Like other artists featured in this issue—Joan Snyder, Ed Bereal—Agnes Martin chose a specific and unconventional path for herself. She desired to escape the “fascism of language,” and instead exist in an in-between state of being. She explained, “when you give up the ideas of right and wrong, you don’t get anything. What you get rid of is everything, freedom from ideas and responsibility.” Ed Bereal went the other way—throughout his career becoming more tied to radical ideas (he states in this issue: “I’m a more political animal than I used to be”). Yet, it is the distinct choosing that unites these artists. Choosing where to situate their lives and distinct practices (even if, in Martin’s case, the chosen space is a liminal one).
These lifetimes of work prove not only an undeniable technical prowess by the artists responsible, but also that dedicating a lifetime to artmaking (even with some years stepped away from it, as was the case with both Martin and Bereal) is really one of the most decisive actions a person can take. Martin’s gutting of identity and self exemplifies her dedication to Eastern philosophies, and a lifetime devoted to meaning and craft over career. Her steadfast inquiry towards the application of care and intention to her paintings is formidable.

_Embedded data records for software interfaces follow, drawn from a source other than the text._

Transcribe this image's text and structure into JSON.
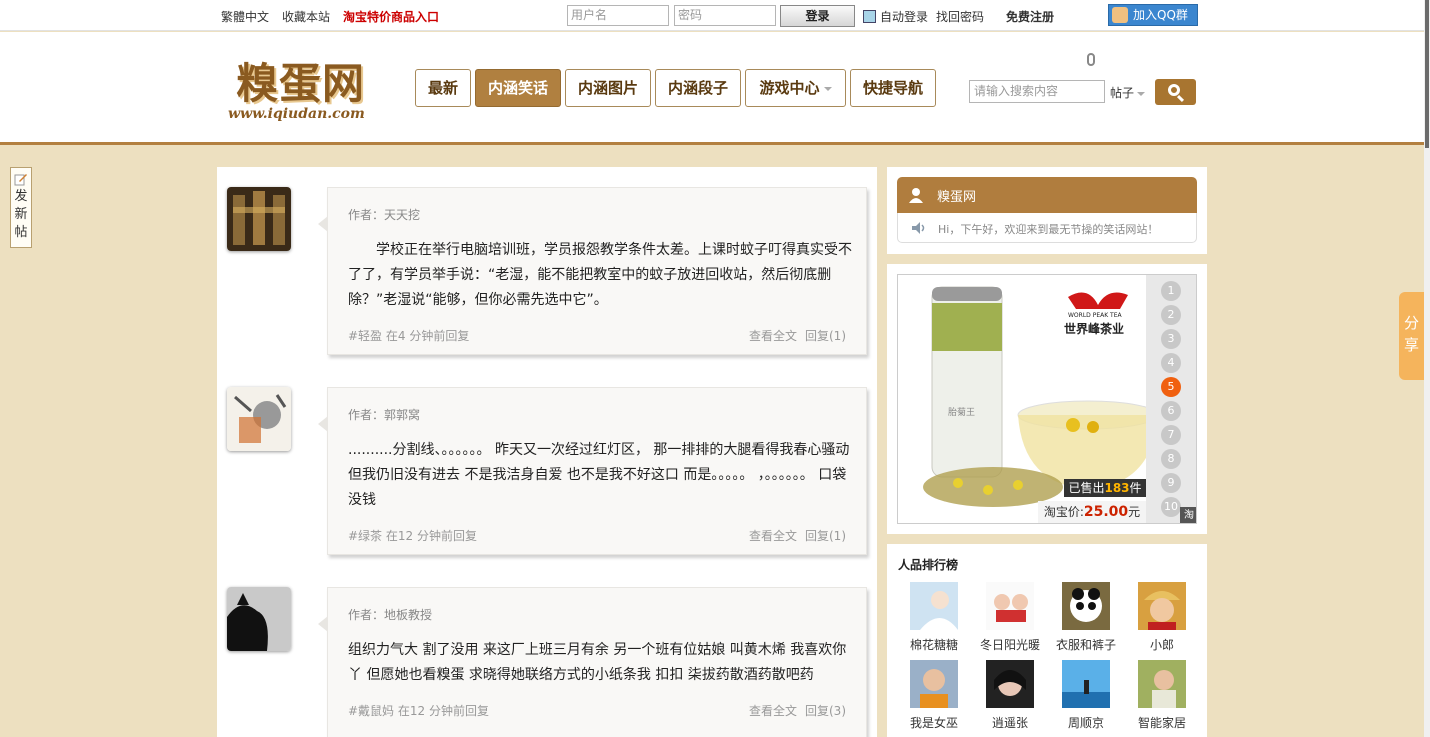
{
  "topbar": {
    "traditional": "繁體中文",
    "favorite": "收藏本站",
    "taobao_entry": "淘宝特价商品入口",
    "username_placeholder": "用户名",
    "password_placeholder": "密码",
    "login": "登录",
    "auto_login": "自动登录",
    "forgot": "找回密码",
    "register": "免费注册",
    "qq_group": "加入QQ群"
  },
  "header": {
    "logo_text": "糗蛋网",
    "logo_url": "www.iqiudan.com",
    "nav": [
      {
        "label": "最新"
      },
      {
        "label": "内涵笑话"
      },
      {
        "label": "内涵图片"
      },
      {
        "label": "内涵段子"
      },
      {
        "label": "游戏中心"
      },
      {
        "label": "快捷导航"
      }
    ],
    "search_placeholder": "请输入搜索内容",
    "search_type": "帖子"
  },
  "colors": {
    "brand": "#b07d3e",
    "background": "#ede0c0",
    "sold_highlight": "#ffb400",
    "price": "#cc2200",
    "ad_active": "#f06010"
  },
  "left_float": {
    "label": "发新帖"
  },
  "share": {
    "label": "分享"
  },
  "posts": [
    {
      "author": "作者：天天挖",
      "text": "　　学校正在举行电脑培训班，学员报怨教学条件太差。上课时蚊子叮得真实受不了了，有学员举手说：“老湿，能不能把教室中的蚊子放进回收站，然后彻底删除？”老湿说“能够，但你必需先选中它”。",
      "meta": "#轻盈 在4 分钟前回复",
      "view": "查看全文",
      "reply": "回复(1)"
    },
    {
      "author": "作者：郭郭窝",
      "text": "..........分割线、。。。。。。 昨天又一次经过红灯区， 那一排排的大腿看得我春心骚动 但我仍旧没有进去 不是我洁身自爱 也不是我不好这口 而是。。。。。 ，。。。。。。 口袋没钱",
      "meta": "#绿茶 在12 分钟前回复",
      "view": "查看全文",
      "reply": "回复(1)"
    },
    {
      "author": "作者：地板教授",
      "text": "组织力气大 割了没用 来这厂上班三月有余 另一个班有位姑娘 叫黄木烯 我喜欢你丫 但愿她也看糗蛋 求晓得她联络方式的小纸条我 扣扣 柒拔药散酒药散吧药",
      "meta": "#戴鼠妈 在12 分钟前回复",
      "view": "查看全文",
      "reply": "回复(3)"
    }
  ],
  "site_box": {
    "name": "糗蛋网",
    "greeting": "Hi，下午好，欢迎来到最无节操的笑话网站！"
  },
  "ad": {
    "numbers": [
      "1",
      "2",
      "3",
      "4",
      "5",
      "6",
      "7",
      "8",
      "9",
      "10"
    ],
    "active": 5,
    "brand_cn": "世界峰茶业",
    "brand_en": "WORLD PEAK TEA",
    "product": "胎菊王",
    "sold_prefix": "已售出",
    "sold_count": "183",
    "sold_suffix": "件",
    "price_label": "淘宝价:",
    "price_value": "25.00",
    "price_unit": "元",
    "tao": "淘"
  },
  "ranking": {
    "title": "人品排行榜",
    "users": [
      {
        "name": "棉花糖糖"
      },
      {
        "name": "冬日阳光暖"
      },
      {
        "name": "衣服和裤子"
      },
      {
        "name": "小郎"
      },
      {
        "name": "我是女巫"
      },
      {
        "name": "逍遥张"
      },
      {
        "name": "周顺京"
      },
      {
        "name": "智能家居"
      }
    ]
  }
}
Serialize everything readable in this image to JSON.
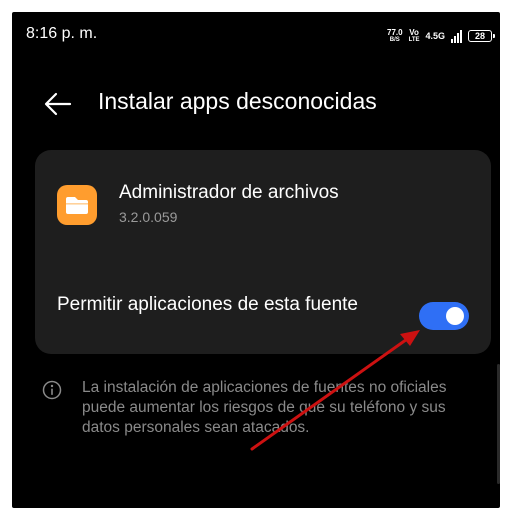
{
  "status_bar": {
    "time": "8:16 p. m.",
    "speed_value": "77.0",
    "speed_unit": "B/S",
    "volte_top": "Vo",
    "volte_bottom": "LTE",
    "network": "4.5G",
    "battery": "28"
  },
  "header": {
    "back_icon": "arrow-left-icon",
    "title": "Instalar apps desconocidas"
  },
  "app": {
    "icon": "folder-icon",
    "name": "Administrador de archivos",
    "version": "3.2.0.059"
  },
  "permission": {
    "label": "Permitir aplicaciones de esta fuente",
    "enabled": true
  },
  "info": {
    "icon": "info-icon",
    "text": "La instalación de aplicaciones de fuentes no oficiales puede aumentar los riesgos de que su teléfono y sus datos personales sean atacados."
  },
  "colors": {
    "background": "#000000",
    "card": "#1e1e1e",
    "accent": "#2f6ff5",
    "folder": "#ff9d2e",
    "annotation_arrow": "#cc1111"
  }
}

As the internet is ceremoniously stripped of its capital I, perhaps we should take a moment to abandon our obsession with the appeal to novelty, and instead investigate if there might be something to learn from the dedication to duration proven by recent masters of craft. As we flounder through present-day concerns, and grammatical incongruities, artists like Martin remind us of the importance of slowing down and forging our own paths.
 Morris, Frances, and Tiffany Bell. Agnes Martin. Millbank, London: Tate Enterprises, 2015. Print.
 Agnes Martin/Ann Wilson, The Untroubled Mind, in Delehanty (ed.) 1973, p. 19.
 This April, the AP announced that they will officially begin using a lowercase i in the word internet. On June 1, 2016, the New York TImes followed suit. “In our view, it’s become wholly generic, like ‘electricity or the ‘telephone,’ ” explained Thomas Kent, The AP’s standards editor. See: Bromwich, Jonah. “Bulletin! The ‘Internet’ Is About to Get Smaller.” The New York Times. The New York Times, 2016. Web. 12 June 2016.
Originally published in Carla Issue 5.